BEGIN Data records

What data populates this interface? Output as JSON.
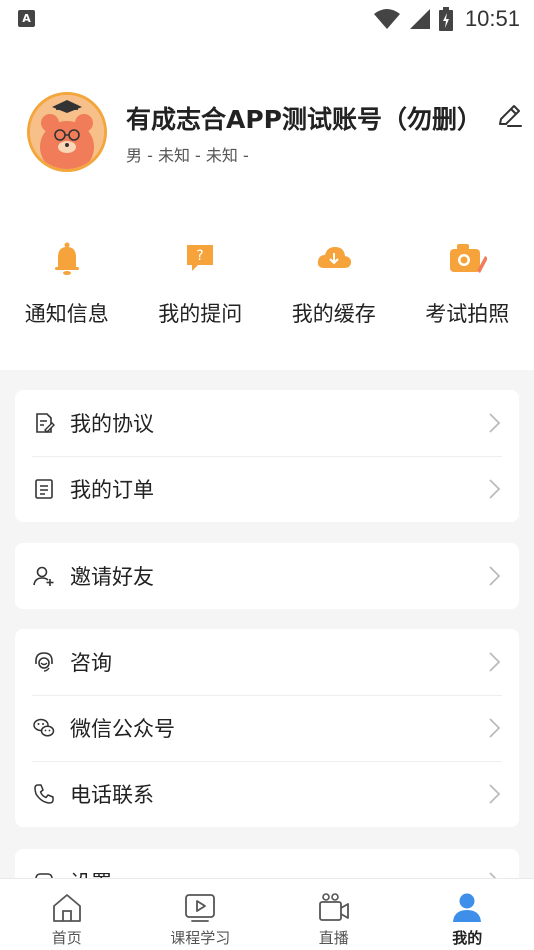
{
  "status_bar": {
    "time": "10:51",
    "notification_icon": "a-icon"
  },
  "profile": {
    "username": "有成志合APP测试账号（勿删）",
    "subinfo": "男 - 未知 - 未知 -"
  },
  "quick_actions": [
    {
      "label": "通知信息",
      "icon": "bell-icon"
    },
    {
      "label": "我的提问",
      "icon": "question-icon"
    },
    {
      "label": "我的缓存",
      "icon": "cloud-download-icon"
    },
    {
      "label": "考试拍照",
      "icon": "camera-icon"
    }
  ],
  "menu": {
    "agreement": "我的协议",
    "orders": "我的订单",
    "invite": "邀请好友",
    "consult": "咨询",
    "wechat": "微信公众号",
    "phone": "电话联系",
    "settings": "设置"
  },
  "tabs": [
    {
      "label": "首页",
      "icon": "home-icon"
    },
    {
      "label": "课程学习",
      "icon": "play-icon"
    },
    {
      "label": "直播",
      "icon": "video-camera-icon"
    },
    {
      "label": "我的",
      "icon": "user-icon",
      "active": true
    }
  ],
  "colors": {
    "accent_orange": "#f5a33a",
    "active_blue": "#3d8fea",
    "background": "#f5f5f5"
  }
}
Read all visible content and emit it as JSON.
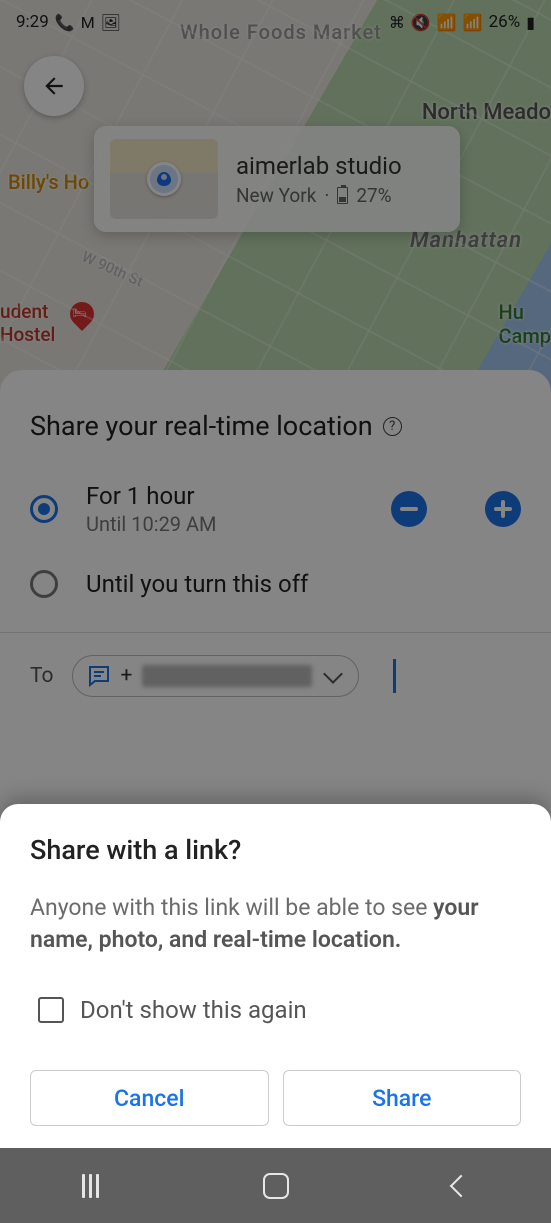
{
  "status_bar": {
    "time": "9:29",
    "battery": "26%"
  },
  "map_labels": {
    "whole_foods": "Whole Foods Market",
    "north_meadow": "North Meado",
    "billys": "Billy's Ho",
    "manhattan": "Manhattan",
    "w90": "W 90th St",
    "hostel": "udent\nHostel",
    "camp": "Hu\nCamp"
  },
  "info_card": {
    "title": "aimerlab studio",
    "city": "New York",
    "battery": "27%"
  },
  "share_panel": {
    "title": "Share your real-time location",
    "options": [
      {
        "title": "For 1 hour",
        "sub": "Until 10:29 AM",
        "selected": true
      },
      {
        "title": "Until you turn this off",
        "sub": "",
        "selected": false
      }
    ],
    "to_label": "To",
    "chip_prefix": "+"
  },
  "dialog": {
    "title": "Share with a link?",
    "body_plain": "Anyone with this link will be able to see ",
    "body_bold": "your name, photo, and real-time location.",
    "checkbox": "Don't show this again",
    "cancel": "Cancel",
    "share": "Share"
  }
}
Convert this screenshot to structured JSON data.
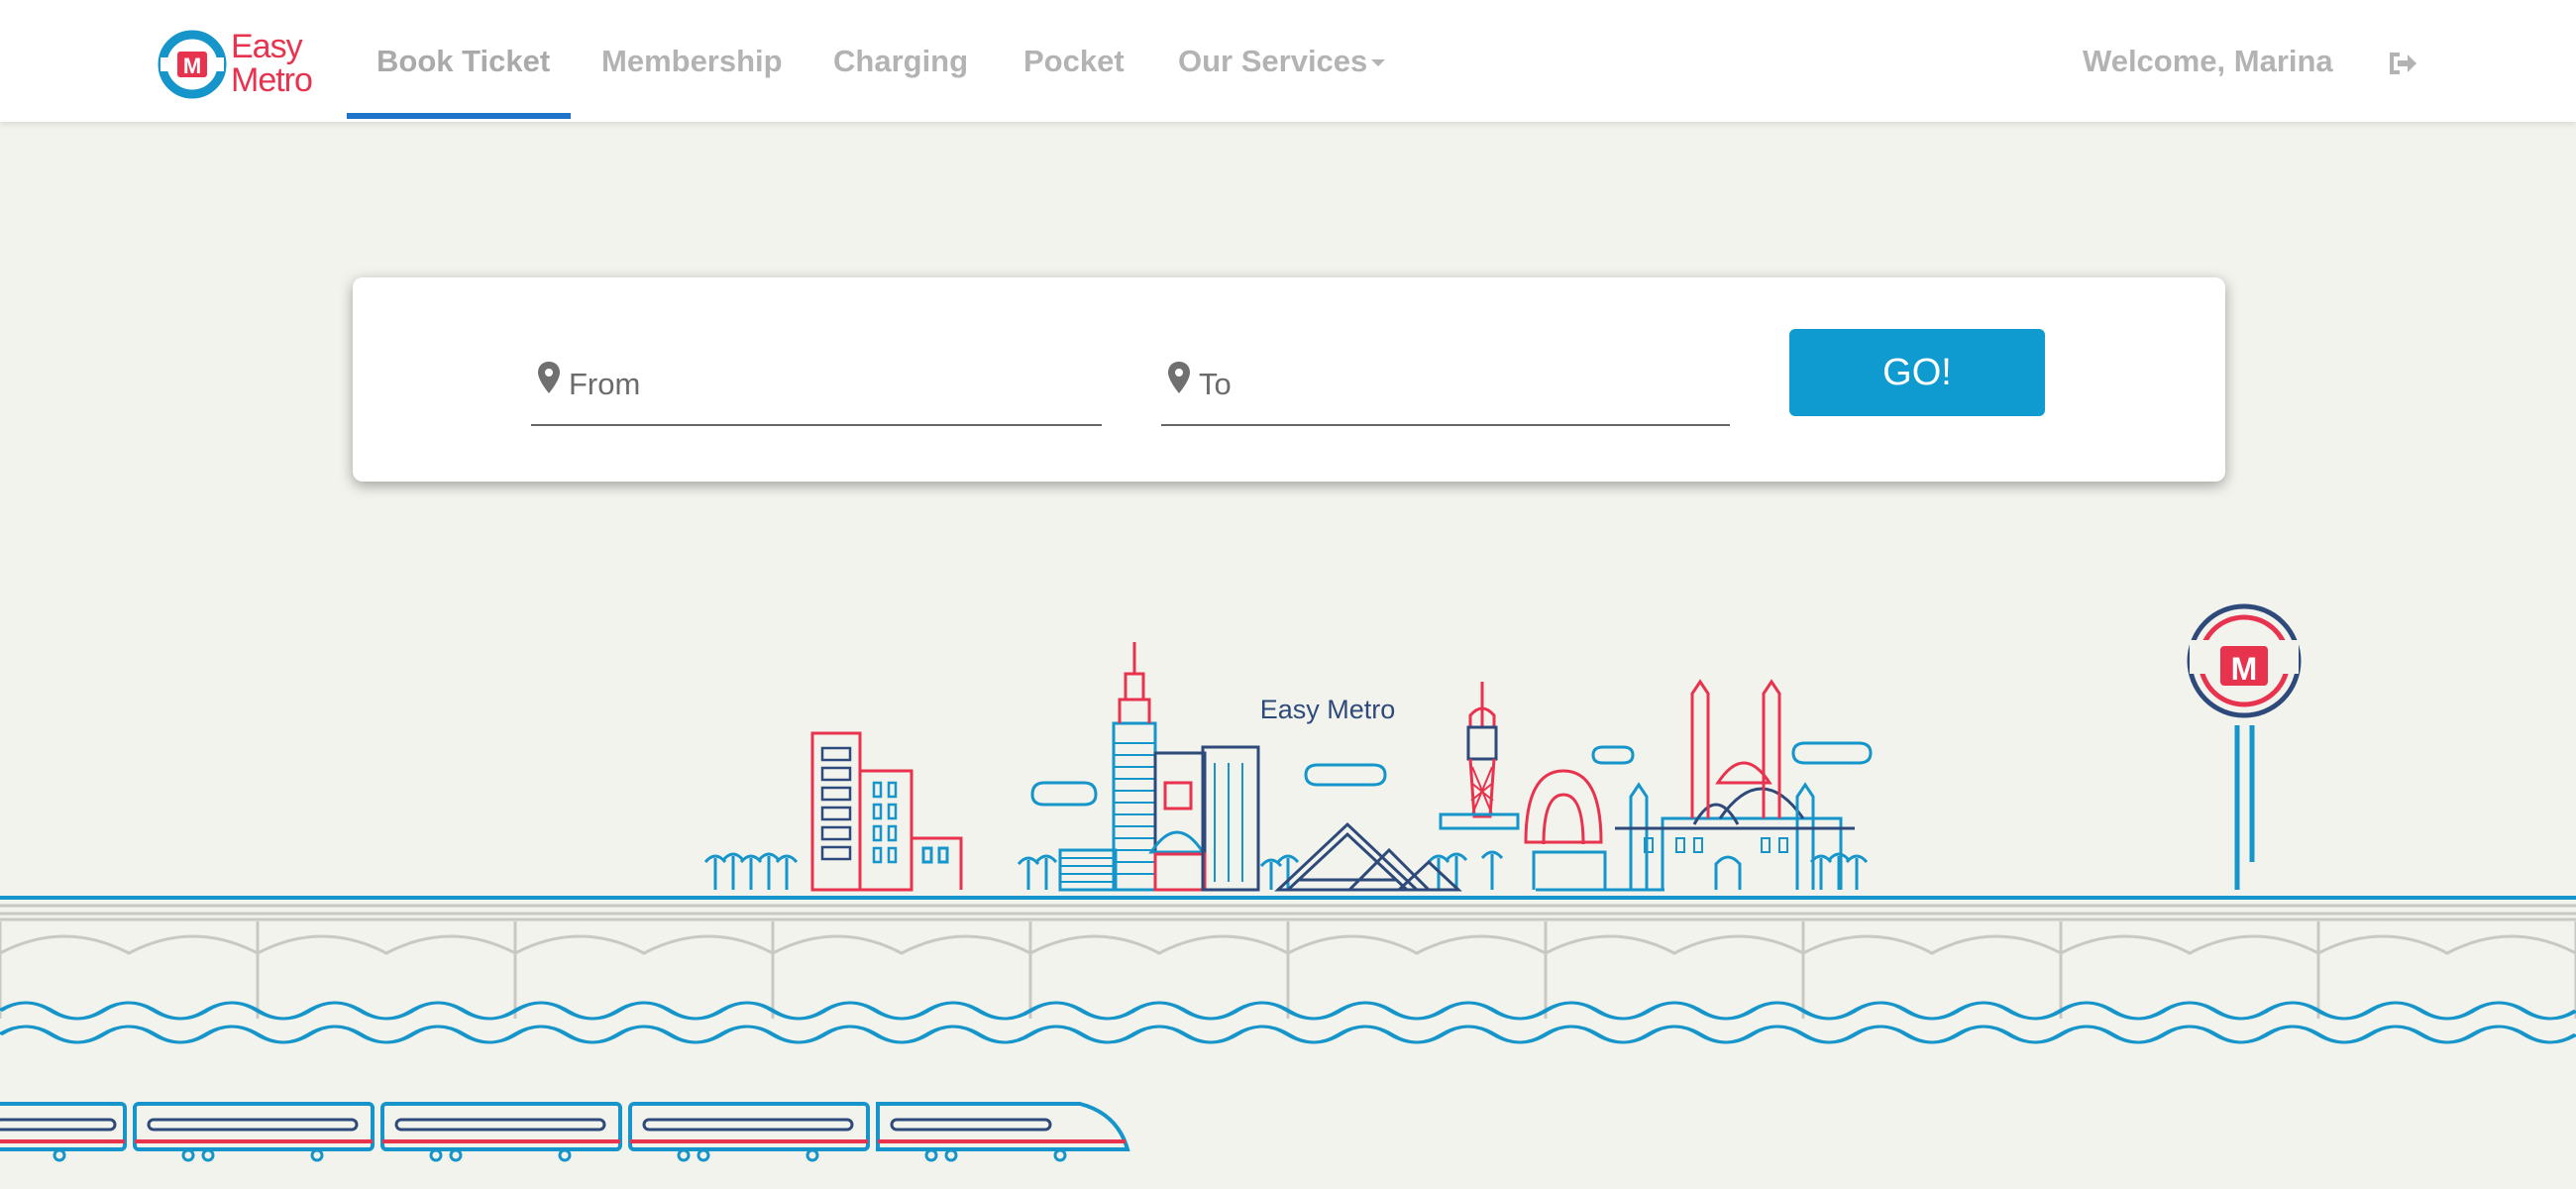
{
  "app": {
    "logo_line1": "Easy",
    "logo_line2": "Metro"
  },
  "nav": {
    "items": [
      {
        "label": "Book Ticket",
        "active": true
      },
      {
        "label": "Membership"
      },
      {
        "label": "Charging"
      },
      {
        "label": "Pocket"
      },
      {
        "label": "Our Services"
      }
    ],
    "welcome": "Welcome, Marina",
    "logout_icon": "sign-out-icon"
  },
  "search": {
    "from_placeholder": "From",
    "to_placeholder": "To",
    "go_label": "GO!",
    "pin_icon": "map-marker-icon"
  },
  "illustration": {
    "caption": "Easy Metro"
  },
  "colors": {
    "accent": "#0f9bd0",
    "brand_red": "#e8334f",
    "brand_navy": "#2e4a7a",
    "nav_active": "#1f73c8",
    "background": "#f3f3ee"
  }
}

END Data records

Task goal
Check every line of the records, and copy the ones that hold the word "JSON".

Solution to this problem
What data populates this interface? Output as JSON.
Read all visible content and emit it as JSON.
Convert this screenshot to structured JSON data.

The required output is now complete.